Chapter 1 | |
Chapter 2 | Units and Measurement |
Chapter 3 | |
Chapter 4 | |
Chapter 5 | |
Chapter 6 | |
Chapter 7 | |
Chapter 8 | |
Chapter 9 | |
Chapter 10 | |
Chapter 11 | |
Chapter 12 | |
Chapter 13 | |
Chapter 14 | |
Chapter 15 |
NCERT Physics Exemplar Solutions Class 11 For All The Chapters:
NCERT solutions for class 11 Subject wise
Units and Measurements is an important chapter for the entire Class 11 and 12 physics course. In all the chapters of Class 12 Physics NCERT book the concepts of dimensions are used.
For JEE Main one questions can be expected from the chapter Units and Measurements. But the concepts studied in the class 11 chapter 2 will be helpful to solve questions from other chapters of Class 11 and 12 too.

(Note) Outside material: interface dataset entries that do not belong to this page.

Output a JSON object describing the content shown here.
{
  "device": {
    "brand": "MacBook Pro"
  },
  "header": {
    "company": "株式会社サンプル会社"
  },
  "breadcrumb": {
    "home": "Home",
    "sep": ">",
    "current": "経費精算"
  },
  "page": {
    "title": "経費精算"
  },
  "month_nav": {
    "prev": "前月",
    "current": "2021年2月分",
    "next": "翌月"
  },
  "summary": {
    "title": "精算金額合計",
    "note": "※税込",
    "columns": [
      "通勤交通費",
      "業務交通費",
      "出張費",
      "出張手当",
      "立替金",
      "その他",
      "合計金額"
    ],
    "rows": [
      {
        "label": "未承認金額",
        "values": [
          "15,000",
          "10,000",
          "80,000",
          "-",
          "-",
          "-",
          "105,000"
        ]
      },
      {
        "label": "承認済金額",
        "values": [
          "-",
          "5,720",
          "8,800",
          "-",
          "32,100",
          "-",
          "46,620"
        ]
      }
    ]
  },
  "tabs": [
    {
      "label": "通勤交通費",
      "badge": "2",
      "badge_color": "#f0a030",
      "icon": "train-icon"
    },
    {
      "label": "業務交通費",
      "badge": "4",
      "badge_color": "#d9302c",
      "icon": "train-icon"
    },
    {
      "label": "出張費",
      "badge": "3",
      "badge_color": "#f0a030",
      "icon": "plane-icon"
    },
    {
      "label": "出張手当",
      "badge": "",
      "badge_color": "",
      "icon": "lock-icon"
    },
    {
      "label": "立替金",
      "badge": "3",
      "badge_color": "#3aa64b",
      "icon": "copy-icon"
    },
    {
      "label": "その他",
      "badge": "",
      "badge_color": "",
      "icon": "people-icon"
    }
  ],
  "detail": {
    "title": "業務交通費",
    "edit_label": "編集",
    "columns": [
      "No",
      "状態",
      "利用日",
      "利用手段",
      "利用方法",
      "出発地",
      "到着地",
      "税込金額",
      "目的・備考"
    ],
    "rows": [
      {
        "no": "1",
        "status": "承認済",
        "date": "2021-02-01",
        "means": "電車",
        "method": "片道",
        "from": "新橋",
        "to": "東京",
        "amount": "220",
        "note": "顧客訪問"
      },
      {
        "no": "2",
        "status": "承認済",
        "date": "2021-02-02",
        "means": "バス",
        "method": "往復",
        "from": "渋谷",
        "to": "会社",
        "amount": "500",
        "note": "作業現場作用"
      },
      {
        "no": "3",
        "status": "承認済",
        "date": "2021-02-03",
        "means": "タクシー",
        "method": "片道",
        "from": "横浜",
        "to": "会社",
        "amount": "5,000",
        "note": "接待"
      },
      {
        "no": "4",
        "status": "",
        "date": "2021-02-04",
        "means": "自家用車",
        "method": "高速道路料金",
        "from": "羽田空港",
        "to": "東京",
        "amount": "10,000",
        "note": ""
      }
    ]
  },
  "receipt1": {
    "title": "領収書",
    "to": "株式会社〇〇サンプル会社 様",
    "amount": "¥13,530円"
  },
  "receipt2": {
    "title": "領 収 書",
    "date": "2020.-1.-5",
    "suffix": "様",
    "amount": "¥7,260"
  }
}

Experimental problems related to screw gauge and vernier caliper are asked in JEE Main are tagged with the chapter Units and Measurement by some of the Physics teachers.
One or 2 questions can be expected from Class 11 NCERT chapter Units and Measurements for NEET exam. One of the main book to prepare NEET is the NCERT book. For more problems from Units and Measurements practice NCERT exemplar questions for Class 11 Physics chapter 2.
Dimension and dimensional analysis, errors and significant figures are important topics from units and measurements
According to class 11 physics chapter 2 exercise solutions SI units are a standardized system of units for measuring physical quantities, based on the metric system and widely used around the world. The system includes seven SI base units that can be combined to form derived units for other physical quantities.
Yes, Physics Chapter 2, "Units and Measurements," is important for NEET as it establishes the groundwork for accurate calculations, experimental understanding, and scientific notation - all crucial for both Physics and other sciences tested in the exam.